Provided records section start

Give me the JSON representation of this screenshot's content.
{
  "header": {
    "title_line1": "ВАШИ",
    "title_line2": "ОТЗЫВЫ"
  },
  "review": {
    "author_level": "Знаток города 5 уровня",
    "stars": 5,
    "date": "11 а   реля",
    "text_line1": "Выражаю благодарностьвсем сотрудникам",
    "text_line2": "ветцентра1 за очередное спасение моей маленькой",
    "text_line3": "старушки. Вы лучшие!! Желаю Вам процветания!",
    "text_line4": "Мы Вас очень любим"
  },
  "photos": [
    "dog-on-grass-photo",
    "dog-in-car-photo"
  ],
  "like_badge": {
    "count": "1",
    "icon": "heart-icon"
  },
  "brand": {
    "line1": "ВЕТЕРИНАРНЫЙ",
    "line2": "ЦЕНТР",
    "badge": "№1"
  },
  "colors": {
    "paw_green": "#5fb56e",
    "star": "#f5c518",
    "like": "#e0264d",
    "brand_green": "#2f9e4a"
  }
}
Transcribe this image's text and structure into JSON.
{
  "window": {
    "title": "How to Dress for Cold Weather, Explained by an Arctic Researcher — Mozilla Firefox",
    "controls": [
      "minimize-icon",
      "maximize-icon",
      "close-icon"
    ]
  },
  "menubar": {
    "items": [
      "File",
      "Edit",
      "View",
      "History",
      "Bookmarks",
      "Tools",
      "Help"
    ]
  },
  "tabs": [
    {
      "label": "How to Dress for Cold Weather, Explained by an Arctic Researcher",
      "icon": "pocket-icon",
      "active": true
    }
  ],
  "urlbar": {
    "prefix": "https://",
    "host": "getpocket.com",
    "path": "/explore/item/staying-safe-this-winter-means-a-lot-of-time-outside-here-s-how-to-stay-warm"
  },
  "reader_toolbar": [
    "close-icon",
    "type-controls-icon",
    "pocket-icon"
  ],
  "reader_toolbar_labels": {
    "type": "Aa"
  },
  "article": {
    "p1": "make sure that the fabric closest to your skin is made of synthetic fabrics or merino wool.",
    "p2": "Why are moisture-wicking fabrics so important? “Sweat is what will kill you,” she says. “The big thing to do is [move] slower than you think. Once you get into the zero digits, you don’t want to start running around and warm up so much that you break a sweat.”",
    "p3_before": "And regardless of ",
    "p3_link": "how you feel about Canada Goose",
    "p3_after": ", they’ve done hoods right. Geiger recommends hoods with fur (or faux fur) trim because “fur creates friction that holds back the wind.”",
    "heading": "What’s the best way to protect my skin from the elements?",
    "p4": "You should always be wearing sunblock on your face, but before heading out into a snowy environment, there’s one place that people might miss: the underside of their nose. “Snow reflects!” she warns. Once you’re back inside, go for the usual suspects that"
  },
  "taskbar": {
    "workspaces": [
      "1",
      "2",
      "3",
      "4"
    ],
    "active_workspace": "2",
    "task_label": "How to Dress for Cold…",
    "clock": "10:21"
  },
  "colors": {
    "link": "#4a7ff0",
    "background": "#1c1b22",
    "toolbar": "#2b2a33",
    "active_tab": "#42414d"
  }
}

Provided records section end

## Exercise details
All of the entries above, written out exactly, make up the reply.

## Output for this exercise
Give me the JSON representation of this screenshot's content.
{
  "header": {
    "title_line1": "ВАШИ",
    "title_line2": "ОТЗЫВЫ"
  },
  "review": {
    "author_level": "Знаток города 5 уровня",
    "stars": 5,
    "date": "11 а   реля",
    "text_line1": "Выражаю благодарностьвсем сотрудникам",
    "text_line2": "ветцентра1 за очередное спасение моей маленькой",
    "text_line3": "старушки. Вы лучшие!! Желаю Вам процветания!",
    "text_line4": "Мы Вас очень любим"
  },
  "photos": [
    "dog-on-grass-photo",
    "dog-in-car-photo"
  ],
  "like_badge": {
    "count": "1",
    "icon": "heart-icon"
  },
  "brand": {
    "line1": "ВЕТЕРИНАРНЫЙ",
    "line2": "ЦЕНТР",
    "badge": "№1"
  },
  "colors": {
    "paw_green": "#5fb56e",
    "star": "#f5c518",
    "like": "#e0264d",
    "brand_green": "#2f9e4a"
  }
}
Transcribe this image's text and structure into JSON.
{
  "window": {
    "title": "How to Dress for Cold Weather, Explained by an Arctic Researcher — Mozilla Firefox",
    "controls": [
      "minimize-icon",
      "maximize-icon",
      "close-icon"
    ]
  },
  "menubar": {
    "items": [
      "File",
      "Edit",
      "View",
      "History",
      "Bookmarks",
      "Tools",
      "Help"
    ]
  },
  "tabs": [
    {
      "label": "How to Dress for Cold Weather, Explained by an Arctic Researcher",
      "icon": "pocket-icon",
      "active": true
    }
  ],
  "urlbar": {
    "prefix": "https://",
    "host": "getpocket.com",
    "path": "/explore/item/staying-safe-this-winter-means-a-lot-of-time-outside-here-s-how-to-stay-warm"
  },
  "reader_toolbar": [
    "close-icon",
    "type-controls-icon",
    "pocket-icon"
  ],
  "reader_toolbar_labels": {
    "type": "Aa"
  },
  "article": {
    "p1": "make sure that the fabric closest to your skin is made of synthetic fabrics or merino wool.",
    "p2": "Why are moisture-wicking fabrics so important? “Sweat is what will kill you,” she says. “The big thing to do is [move] slower than you think. Once you get into the zero digits, you don’t want to start running around and warm up so much that you break a sweat.”",
    "p3_before": "And regardless of ",
    "p3_link": "how you feel about Canada Goose",
    "p3_after": ", they’ve done hoods right. Geiger recommends hoods with fur (or faux fur) trim because “fur creates friction that holds back the wind.”",
    "heading": "What’s the best way to protect my skin from the elements?",
    "p4": "You should always be wearing sunblock on your face, but before heading out into a snowy environment, there’s one place that people might miss: the underside of their nose. “Snow reflects!” she warns. Once you’re back inside, go for the usual suspects that"
  },
  "taskbar": {
    "workspaces": [
      "1",
      "2",
      "3",
      "4"
    ],
    "active_workspace": "2",
    "task_label": "How to Dress for Cold…",
    "clock": "10:21"
  },
  "colors": {
    "link": "#4a7ff0",
    "background": "#1c1b22",
    "toolbar": "#2b2a33",
    "active_tab": "#42414d"
  }
}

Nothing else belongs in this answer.